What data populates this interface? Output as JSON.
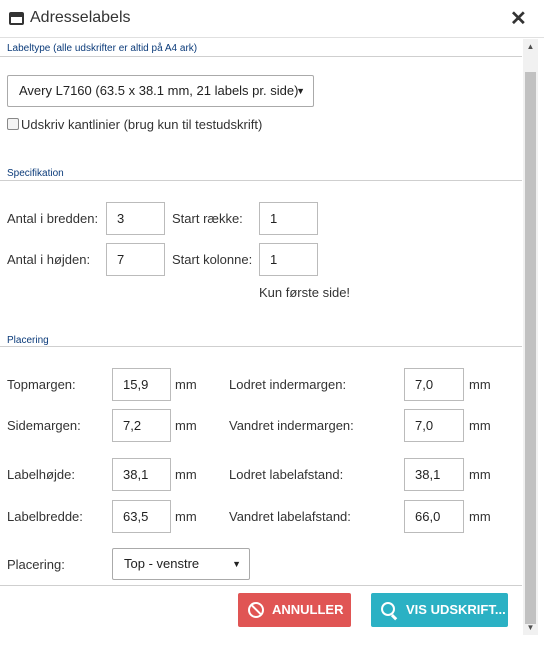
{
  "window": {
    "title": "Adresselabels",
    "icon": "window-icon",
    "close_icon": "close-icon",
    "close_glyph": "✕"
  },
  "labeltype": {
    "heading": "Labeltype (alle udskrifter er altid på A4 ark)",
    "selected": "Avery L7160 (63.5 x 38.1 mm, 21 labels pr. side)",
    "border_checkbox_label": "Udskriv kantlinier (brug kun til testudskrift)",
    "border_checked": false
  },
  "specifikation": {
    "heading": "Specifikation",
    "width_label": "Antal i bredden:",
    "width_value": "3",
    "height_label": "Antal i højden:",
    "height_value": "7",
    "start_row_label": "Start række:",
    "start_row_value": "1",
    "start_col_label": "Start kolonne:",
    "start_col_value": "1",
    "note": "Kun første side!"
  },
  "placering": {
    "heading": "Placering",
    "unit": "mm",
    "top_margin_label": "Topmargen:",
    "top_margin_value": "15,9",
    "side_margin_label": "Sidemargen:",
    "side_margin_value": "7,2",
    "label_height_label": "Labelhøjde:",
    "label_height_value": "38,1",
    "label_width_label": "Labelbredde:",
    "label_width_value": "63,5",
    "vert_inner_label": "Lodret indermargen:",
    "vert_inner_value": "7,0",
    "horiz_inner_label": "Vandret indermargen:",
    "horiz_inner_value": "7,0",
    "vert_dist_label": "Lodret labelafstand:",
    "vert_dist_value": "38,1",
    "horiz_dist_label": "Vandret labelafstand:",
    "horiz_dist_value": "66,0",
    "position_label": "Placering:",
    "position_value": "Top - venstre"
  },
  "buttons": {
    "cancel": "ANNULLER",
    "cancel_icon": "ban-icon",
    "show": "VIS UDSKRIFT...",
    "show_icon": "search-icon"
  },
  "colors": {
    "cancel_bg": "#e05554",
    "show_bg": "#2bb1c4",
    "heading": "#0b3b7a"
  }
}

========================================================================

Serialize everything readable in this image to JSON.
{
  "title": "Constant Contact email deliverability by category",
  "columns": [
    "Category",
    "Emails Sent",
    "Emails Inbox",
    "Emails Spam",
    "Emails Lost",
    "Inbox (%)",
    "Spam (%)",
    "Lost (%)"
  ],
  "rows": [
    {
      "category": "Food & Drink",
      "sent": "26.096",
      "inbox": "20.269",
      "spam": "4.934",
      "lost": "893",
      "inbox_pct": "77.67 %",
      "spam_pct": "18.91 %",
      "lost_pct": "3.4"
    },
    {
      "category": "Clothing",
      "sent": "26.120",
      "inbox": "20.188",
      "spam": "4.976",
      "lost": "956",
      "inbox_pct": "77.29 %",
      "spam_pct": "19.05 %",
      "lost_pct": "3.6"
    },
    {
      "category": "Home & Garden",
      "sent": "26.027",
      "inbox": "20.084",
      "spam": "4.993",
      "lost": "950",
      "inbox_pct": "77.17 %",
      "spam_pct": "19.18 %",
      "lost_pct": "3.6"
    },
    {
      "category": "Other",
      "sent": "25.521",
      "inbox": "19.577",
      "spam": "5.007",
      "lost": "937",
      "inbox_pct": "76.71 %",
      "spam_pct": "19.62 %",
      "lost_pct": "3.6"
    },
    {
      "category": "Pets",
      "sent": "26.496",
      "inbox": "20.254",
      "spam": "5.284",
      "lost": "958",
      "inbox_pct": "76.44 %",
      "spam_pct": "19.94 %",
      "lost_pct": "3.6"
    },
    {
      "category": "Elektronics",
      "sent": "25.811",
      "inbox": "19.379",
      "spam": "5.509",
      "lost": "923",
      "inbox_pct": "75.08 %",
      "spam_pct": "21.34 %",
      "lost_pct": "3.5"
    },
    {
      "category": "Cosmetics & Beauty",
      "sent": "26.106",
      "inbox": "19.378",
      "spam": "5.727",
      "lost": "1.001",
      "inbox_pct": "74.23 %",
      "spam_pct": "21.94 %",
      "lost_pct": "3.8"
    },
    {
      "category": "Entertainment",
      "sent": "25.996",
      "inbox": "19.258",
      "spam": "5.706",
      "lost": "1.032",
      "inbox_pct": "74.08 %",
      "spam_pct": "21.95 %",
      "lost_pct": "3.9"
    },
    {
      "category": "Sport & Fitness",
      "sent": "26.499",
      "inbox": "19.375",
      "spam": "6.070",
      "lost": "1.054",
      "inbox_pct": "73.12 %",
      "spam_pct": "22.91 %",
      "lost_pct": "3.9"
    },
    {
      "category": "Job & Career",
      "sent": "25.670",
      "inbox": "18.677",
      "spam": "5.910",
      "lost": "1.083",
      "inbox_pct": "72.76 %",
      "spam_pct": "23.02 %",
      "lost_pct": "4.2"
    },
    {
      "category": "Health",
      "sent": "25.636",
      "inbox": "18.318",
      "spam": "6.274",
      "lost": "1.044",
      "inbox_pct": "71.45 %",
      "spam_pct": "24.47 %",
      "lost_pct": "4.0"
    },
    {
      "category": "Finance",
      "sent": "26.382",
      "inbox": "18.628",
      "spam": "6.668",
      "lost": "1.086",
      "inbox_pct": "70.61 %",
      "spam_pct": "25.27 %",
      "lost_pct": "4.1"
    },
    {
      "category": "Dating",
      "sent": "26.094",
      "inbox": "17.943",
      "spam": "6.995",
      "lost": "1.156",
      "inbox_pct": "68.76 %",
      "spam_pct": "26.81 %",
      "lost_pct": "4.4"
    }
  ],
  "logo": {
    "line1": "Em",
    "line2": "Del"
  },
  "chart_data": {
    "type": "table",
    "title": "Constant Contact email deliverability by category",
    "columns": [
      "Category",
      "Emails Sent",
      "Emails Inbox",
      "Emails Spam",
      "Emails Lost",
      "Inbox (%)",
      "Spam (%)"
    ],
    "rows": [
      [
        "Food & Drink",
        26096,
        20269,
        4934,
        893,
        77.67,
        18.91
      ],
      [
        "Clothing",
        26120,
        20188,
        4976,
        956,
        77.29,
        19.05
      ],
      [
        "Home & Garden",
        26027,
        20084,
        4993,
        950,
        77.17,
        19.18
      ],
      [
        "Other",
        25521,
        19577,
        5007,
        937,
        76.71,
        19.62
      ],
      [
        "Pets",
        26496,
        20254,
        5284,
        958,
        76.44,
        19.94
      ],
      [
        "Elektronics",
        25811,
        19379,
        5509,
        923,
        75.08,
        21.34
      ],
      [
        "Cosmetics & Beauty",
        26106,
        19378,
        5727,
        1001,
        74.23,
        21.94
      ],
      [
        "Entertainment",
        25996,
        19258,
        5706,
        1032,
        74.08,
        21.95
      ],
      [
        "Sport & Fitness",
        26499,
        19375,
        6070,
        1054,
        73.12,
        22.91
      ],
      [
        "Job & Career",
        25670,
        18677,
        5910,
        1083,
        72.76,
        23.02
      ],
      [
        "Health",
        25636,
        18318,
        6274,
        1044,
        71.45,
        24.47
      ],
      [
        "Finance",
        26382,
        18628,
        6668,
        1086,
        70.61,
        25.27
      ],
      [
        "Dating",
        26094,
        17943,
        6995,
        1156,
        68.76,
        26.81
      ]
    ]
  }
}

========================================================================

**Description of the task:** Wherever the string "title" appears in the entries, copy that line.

**Response below:**
    "title": "Adresselabels",
  "title": "Constant Contact email deliverability by category",
    "title": "Constant Contact email deliverability by category",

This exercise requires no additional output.